Journal of Management Studies, 31 6 , Without trust, you have nobody: Effective employee communications for today and tomorrow. The Strategist , Linkages between internal and external communication. Foundations of social theory. Power and the structure of society. The best companies to work for in Effective public relations 9th Ed. Upper Saddle River, NJ: A new approach to managerial information processing and organizational design. Throwing rocks at the corporate rhinoceros: The challenges of employee engagement.

Connecting the workplace with the marketplace. The rites and rituals of corporate life. Advances in theory, research and methods pp. Leading organizations through transition: Communication and cultural change. Managers guide to excellence in public relations and communications management. Business, media now more trusted than government. New Frontiers in Employee Communications. General and industrial management.

A theory of leadership effectiveness. A social information processing model of media use in organizations. Communication Research , 14, Best practices in employee communication: A study of global challenges and approaches. The IABC handbook of organizational communication. Edelman Memo to Management, 1 4. Improving the measurement of communication satisfaction.

Management Communication Quarterly, 17 3 , Organizations, environments and models of public relations. Public Relations Research and Education, 1 1 , Excellence in public relations and communication management. Characteristics of excellent communication. Excellent public relations and effective organizations: A study of communication management in three countries. Theory and practice in a global environment. The social identity approach. Everything you need to know and why you should care. How to do everything with podcasting. The impact of technology on corporate communications.

Public relations on the NET. The future of social media. The new handbook of organizational communication. Research on organizational communication. Nordicom Review, 28 , Helpful listening and responding. Readings in relational communication pp.

Upper Saddle River, NJ: Thus, managers must provide strong, forceful leadership to direct and control employees. The study also suggests that employees may feel more empowered through participation in communication programs with publics. Capability is differentiated by the availability and speed of feedback of the channel, the use of multiple cues and natural language to facilitate understanding and the personal focus of the message. Andrew Powell has been a expert planner for Seven yrs and have been writing awesome ideas with Mining Jobs in Australia in part of his involvement with New Ideas Group ,a new innovative team for developing individuals. Likert believed that a System IV organization, characterized by multi-directional communication and a participatory style and structure, would spur productivity gains and reduce absenteeism and turnover.

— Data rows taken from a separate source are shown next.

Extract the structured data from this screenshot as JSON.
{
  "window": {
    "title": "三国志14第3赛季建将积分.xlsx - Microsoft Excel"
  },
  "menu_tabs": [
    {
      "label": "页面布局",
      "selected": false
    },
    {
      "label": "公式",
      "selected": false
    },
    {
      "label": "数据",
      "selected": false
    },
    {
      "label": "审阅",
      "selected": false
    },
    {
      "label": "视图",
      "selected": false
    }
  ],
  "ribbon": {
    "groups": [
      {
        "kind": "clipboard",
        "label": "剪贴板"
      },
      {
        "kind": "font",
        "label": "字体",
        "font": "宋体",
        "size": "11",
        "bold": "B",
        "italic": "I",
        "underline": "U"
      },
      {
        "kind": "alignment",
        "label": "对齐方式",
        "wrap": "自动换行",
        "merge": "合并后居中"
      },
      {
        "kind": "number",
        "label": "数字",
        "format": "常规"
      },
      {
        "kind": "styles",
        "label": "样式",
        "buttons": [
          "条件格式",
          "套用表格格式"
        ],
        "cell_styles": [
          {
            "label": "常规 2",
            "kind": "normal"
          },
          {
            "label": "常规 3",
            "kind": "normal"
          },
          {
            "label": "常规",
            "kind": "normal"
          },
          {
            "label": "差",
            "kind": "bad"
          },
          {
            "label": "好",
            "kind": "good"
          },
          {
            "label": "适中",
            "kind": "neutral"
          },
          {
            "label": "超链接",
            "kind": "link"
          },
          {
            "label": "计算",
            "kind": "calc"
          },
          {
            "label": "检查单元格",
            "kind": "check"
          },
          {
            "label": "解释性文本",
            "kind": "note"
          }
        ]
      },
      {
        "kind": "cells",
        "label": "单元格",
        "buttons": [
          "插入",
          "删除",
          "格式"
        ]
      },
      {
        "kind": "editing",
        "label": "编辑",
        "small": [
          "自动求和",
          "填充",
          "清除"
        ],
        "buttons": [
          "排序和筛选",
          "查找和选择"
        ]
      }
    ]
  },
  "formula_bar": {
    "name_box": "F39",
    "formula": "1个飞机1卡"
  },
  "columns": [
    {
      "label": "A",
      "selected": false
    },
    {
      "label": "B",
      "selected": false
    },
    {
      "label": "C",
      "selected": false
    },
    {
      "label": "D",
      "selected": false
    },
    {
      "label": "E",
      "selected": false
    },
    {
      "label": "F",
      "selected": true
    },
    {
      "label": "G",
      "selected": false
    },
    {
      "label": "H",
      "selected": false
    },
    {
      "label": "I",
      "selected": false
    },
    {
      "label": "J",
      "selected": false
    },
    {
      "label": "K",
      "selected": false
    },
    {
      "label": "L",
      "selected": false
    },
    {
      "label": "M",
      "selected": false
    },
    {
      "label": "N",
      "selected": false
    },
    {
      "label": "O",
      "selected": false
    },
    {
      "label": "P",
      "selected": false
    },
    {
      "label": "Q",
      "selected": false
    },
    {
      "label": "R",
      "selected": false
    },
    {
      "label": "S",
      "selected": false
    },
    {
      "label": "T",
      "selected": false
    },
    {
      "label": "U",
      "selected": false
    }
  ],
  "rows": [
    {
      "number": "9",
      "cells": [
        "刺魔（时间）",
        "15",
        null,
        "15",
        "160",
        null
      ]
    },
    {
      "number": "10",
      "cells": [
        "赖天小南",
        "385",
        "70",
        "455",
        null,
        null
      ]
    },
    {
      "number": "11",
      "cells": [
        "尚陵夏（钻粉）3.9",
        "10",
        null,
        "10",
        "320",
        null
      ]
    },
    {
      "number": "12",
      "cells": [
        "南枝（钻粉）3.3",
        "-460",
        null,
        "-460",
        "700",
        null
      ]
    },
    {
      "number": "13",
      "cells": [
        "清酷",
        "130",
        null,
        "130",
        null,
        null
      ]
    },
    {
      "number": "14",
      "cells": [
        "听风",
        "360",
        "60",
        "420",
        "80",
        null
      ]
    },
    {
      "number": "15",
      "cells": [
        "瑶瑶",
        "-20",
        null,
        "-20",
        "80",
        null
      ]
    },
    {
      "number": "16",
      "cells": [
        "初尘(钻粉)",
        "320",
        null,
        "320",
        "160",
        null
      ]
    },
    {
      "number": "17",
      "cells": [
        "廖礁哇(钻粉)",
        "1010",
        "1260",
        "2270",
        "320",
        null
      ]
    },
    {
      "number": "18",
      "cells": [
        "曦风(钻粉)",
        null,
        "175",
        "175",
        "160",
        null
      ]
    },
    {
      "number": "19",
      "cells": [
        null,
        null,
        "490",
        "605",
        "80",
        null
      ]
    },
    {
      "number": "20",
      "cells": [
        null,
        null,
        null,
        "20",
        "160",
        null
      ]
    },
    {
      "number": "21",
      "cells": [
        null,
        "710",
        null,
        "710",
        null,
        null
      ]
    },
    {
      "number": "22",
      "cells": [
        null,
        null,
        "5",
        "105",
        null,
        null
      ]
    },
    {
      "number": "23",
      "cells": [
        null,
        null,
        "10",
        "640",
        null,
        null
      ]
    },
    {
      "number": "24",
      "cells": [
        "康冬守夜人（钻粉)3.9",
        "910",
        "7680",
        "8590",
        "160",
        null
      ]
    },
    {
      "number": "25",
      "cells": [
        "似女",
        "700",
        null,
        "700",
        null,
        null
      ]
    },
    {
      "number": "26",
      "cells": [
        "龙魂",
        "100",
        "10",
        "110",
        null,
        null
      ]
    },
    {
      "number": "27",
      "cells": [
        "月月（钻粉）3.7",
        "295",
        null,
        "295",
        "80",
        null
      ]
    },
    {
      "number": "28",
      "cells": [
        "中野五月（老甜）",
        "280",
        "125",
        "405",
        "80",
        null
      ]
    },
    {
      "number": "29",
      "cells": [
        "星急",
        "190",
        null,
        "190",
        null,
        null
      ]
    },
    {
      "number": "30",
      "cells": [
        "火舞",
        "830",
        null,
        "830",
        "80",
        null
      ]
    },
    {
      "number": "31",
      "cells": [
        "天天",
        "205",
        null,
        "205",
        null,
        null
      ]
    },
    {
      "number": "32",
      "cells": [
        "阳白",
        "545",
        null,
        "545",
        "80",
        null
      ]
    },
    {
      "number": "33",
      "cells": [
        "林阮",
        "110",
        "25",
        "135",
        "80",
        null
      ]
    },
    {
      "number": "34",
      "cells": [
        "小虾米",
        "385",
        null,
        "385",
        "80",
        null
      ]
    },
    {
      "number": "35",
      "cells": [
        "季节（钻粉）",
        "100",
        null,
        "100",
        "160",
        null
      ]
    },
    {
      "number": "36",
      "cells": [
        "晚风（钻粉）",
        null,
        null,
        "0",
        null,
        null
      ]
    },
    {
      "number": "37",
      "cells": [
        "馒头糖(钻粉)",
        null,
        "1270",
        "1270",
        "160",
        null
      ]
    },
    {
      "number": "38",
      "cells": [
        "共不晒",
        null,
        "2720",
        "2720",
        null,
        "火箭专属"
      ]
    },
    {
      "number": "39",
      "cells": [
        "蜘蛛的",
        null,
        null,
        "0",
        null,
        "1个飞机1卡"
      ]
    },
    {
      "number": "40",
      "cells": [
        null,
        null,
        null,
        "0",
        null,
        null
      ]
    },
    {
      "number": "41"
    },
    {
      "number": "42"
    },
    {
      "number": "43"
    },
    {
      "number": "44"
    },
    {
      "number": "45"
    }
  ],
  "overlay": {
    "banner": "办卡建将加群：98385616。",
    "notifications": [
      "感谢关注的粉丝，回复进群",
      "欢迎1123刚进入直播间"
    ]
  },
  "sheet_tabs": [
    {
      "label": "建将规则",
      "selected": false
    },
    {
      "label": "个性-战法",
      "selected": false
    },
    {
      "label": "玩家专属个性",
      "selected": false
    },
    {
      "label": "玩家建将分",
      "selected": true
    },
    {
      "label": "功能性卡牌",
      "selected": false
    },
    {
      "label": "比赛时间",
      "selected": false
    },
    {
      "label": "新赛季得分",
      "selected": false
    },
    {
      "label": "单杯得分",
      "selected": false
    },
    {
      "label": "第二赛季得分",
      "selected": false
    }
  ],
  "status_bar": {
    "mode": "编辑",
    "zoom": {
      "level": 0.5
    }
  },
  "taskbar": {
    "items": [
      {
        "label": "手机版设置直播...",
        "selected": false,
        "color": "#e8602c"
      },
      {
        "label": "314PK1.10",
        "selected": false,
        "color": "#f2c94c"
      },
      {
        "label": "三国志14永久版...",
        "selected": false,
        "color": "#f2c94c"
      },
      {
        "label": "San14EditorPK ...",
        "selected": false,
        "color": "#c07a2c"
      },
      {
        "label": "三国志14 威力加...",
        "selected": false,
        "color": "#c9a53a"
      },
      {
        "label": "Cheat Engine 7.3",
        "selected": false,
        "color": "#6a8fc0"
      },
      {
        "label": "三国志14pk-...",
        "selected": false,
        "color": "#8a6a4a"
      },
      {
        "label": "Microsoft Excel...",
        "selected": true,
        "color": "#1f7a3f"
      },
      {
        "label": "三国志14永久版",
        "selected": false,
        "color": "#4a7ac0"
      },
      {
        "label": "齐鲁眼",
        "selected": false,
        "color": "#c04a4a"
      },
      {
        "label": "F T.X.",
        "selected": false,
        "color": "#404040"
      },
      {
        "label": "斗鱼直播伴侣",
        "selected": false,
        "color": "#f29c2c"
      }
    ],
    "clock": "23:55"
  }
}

Challenges for the new century. Internal public relations, social capital, and the role of effective organizational communication. Reflexivity and internal public relations: The role of information in directing organizational development. How to win employee support for new business directions. New patterns of management. Its management and value.

Alumni and their alma mater: A partial test of the reformulated model of organizational identification. Journal of Organizational Behavior, 13 , Educational and Psychological Measurement, 52 , The human problems of an industrial civilization. The human side of enterprise. The extensions of man. Winning PR in the wired world: Powerful communications strategies for the noisy digital space. Human relations or human resources? Harvard Business Review, 43 , Foundations, challenges, and misunderstandings.

Critical organizational communication studies: The next 10 years. Communication Monographs, 60 , New Frontiers in Employee Communications Society for New Communications Research. In search of excellence: Revisiting metaphors of organizational communication. Communications within the organization: An interpretive review of theory and research. The employee-public-organization chain in relationship management: A case study of a government organization. Institute for Public Relations: The employee-customer-profit chain at Sears.